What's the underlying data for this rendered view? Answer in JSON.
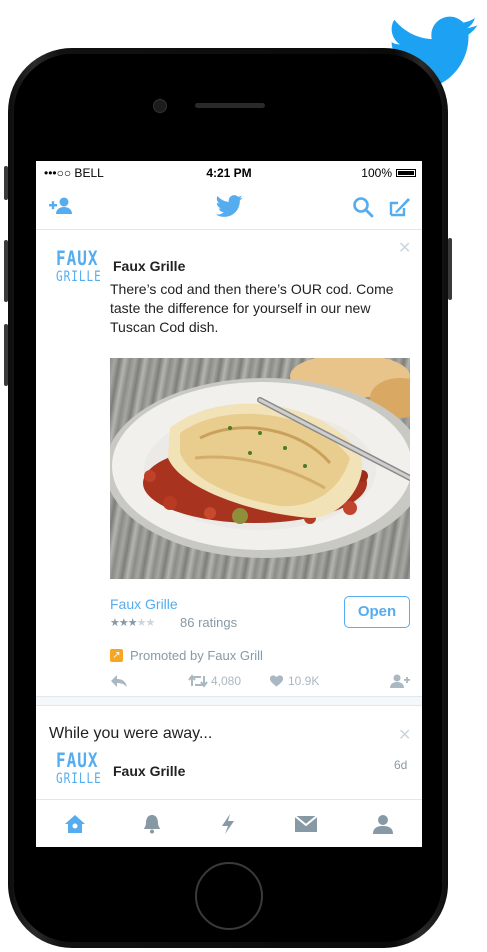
{
  "status_bar": {
    "carrier": "•••○○ BELL",
    "time": "4:21 PM",
    "battery": "100%"
  },
  "nav": {
    "icons": [
      "add-user-icon",
      "twitter-bird-icon",
      "search-icon",
      "compose-icon"
    ]
  },
  "promoted_tweet": {
    "logo_line1": "FAUX",
    "logo_line2": "GRILLE",
    "author": "Faux Grille",
    "text": "There’s cod and then there’s OUR cod. Come taste the difference for yourself in our new Tuscan Cod dish.",
    "media_description": "Grilled cod fillet on tomato ragout",
    "app_card": {
      "name": "Faux Grille",
      "rating": 2.5,
      "rating_max": 5,
      "ratings_count": "86 ratings",
      "button_label": "Open"
    },
    "promoted_by": "Promoted by Faux Grill",
    "actions": {
      "retweets": "4,080",
      "likes": "10.9K"
    }
  },
  "while_away": {
    "title": "While you were away...",
    "logo_line1": "FAUX",
    "logo_line2": "GRILLE",
    "author": "Faux Grille",
    "time": "6d"
  },
  "tabbar": {
    "tabs": [
      "home-icon",
      "notifications-icon",
      "moments-icon",
      "messages-icon",
      "profile-icon"
    ],
    "active": "home-icon"
  },
  "colors": {
    "twitter_blue": "#55acee",
    "gray_text": "#8899a6",
    "promo_orange": "#f5a623"
  }
}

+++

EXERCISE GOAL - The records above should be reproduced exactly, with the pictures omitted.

RESPONSE TO THIS TASK -
What's the underlying data for this rendered view? Answer in JSON.
{
  "status_bar": {
    "carrier": "•••○○ BELL",
    "time": "4:21 PM",
    "battery": "100%"
  },
  "nav": {
    "icons": [
      "add-user-icon",
      "twitter-bird-icon",
      "search-icon",
      "compose-icon"
    ]
  },
  "promoted_tweet": {
    "logo_line1": "FAUX",
    "logo_line2": "GRILLE",
    "author": "Faux Grille",
    "text": "There’s cod and then there’s OUR cod. Come taste the difference for yourself in our new Tuscan Cod dish.",
    "media_description": "Grilled cod fillet on tomato ragout",
    "app_card": {
      "name": "Faux Grille",
      "rating": 2.5,
      "rating_max": 5,
      "ratings_count": "86 ratings",
      "button_label": "Open"
    },
    "promoted_by": "Promoted by Faux Grill",
    "actions": {
      "retweets": "4,080",
      "likes": "10.9K"
    }
  },
  "while_away": {
    "title": "While you were away...",
    "logo_line1": "FAUX",
    "logo_line2": "GRILLE",
    "author": "Faux Grille",
    "time": "6d"
  },
  "tabbar": {
    "tabs": [
      "home-icon",
      "notifications-icon",
      "moments-icon",
      "messages-icon",
      "profile-icon"
    ],
    "active": "home-icon"
  },
  "colors": {
    "twitter_blue": "#55acee",
    "gray_text": "#8899a6",
    "promo_orange": "#f5a623"
  }
}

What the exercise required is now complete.